I couldn't really digest the news, my brain was both spinning and shutting down at the same time. We made plans with my Mom regarding getting the four of us to Rhode Island and hung up the phone. I lay back down and tried to get another hour of sleep. I tossed and turned, got up googled "brain aneurysm", tried to control the scary thoughts running around in my head, tried to ignore the dismal statistics.
Eventually we got us all packed up, fed and in the car. We arrived at Rhode Island Hospital sometime before 10AM. My Mom, her cousin Gail, my brother and his girlfriend Liza were all there already. We staked out a spot in the waiting room outside the neuro ICU - an area that would become like a second home in the weeks to come. We brought donuts - no one wanted any. We didn't know much yet. Dad's brain was bleeding. They suspected an aneurysm. He was off getting an angiogram. We should know more soon.
A doctor came to talk to us - the angiogram was negative. But due to the bleed pattern and his symptoms they were still thinking aneurysm. They would repeat the angio in 7 days. In the meantime we just wait and see what complications develop. He would be monitored closely in the neuro ICU during that time. SEVEN DAYS. It started to sink in a bit more - we were going to be here a long time. We had no idea where this new path was going to take us.
There were some encouraging things. Dad had survived the bleed - not everyone is so lucky. He was coherent and responsive when he came to the hospital. He knew the people around him and what was going on. Again, not everyone with this disease is so lucky.
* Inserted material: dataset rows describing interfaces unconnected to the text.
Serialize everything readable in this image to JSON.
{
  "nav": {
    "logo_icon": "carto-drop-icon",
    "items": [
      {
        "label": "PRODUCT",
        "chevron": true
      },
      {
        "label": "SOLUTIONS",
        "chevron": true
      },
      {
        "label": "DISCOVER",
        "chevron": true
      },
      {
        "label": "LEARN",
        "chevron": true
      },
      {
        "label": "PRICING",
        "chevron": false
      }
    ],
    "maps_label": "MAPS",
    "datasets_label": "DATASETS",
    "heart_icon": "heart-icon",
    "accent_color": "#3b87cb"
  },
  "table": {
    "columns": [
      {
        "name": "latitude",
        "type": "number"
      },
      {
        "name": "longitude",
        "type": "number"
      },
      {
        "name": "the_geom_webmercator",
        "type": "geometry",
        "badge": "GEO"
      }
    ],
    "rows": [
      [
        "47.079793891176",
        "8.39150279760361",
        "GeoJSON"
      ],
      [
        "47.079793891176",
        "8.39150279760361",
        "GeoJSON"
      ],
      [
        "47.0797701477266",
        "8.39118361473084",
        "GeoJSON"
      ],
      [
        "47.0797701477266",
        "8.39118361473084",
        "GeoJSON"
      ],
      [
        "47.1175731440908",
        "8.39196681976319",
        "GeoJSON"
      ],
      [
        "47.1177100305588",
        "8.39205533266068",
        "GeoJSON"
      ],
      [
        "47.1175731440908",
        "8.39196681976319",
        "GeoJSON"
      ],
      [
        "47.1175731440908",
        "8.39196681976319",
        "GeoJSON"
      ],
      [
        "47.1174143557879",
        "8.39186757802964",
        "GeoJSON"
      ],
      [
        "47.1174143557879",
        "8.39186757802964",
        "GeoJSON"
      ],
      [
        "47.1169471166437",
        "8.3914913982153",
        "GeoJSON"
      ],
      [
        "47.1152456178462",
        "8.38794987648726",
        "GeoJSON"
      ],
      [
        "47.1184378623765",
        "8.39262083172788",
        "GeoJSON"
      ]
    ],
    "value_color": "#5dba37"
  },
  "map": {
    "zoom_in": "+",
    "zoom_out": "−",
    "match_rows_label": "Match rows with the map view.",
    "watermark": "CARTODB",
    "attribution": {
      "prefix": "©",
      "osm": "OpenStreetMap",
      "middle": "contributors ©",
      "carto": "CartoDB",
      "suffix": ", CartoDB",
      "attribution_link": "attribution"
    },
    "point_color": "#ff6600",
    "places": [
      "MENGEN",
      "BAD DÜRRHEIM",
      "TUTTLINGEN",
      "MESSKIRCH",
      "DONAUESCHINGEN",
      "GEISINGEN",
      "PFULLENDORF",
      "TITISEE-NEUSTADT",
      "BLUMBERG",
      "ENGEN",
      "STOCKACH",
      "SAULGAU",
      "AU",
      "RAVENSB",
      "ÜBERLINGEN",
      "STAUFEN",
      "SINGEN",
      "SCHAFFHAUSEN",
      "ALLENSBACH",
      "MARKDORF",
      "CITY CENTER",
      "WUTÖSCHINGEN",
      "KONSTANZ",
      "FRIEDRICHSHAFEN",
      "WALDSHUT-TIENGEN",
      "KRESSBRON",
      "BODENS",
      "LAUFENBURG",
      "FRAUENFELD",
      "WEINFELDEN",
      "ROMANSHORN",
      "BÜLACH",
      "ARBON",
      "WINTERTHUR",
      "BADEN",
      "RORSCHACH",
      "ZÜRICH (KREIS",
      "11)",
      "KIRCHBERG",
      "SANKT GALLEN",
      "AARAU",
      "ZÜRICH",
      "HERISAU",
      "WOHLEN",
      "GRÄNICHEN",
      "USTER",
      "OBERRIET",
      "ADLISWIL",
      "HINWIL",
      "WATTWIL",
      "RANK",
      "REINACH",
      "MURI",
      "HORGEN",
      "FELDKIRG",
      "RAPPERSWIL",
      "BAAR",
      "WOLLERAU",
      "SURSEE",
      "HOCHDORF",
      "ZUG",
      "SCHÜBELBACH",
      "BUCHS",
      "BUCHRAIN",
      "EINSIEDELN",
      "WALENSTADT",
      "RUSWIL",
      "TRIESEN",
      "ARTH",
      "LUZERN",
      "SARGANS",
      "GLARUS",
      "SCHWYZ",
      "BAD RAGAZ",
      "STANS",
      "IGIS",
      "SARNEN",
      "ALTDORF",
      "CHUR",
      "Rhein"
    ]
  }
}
But the doctor was very straight-forward. He was a really really sick guy. We still didn't know the path this would take - there were many possibilities from here.
Eventually I got in to see Dad, once he got back from his angio. He was mostly out of it and it pain, discomfort. He was complaining about a headache and also complaining about his Foley catheter. He didn't seem to know who I was really. We were told that his confusion and discomfort was likely due to a condition called hydrocephalus, literally "water on the brain". The jist is that something (like blood from an SAH) prevents the cerebral spinal fluid (CSF) from circulating around the brain. The fluid backs up and collects in the ventricles, which in turn swell and exert pressure on the brain. Hydrocephalus is a common complication in patient's with SAH. To treat it, an EVD (external ventricular drain) was put in Dad's head - allowing the draining of this excess fluid.
Lily spent the whole day in the waiting room and was a total super-star. Quinn was mostly strapped to me in the mei tai the whole day. I can't remember how that first day ended, but we all eventually left the hospital, left my Dad in the care of the neuro ICU team and went back to sleep at my Mom's - all of us wondering what tomorrow would bring.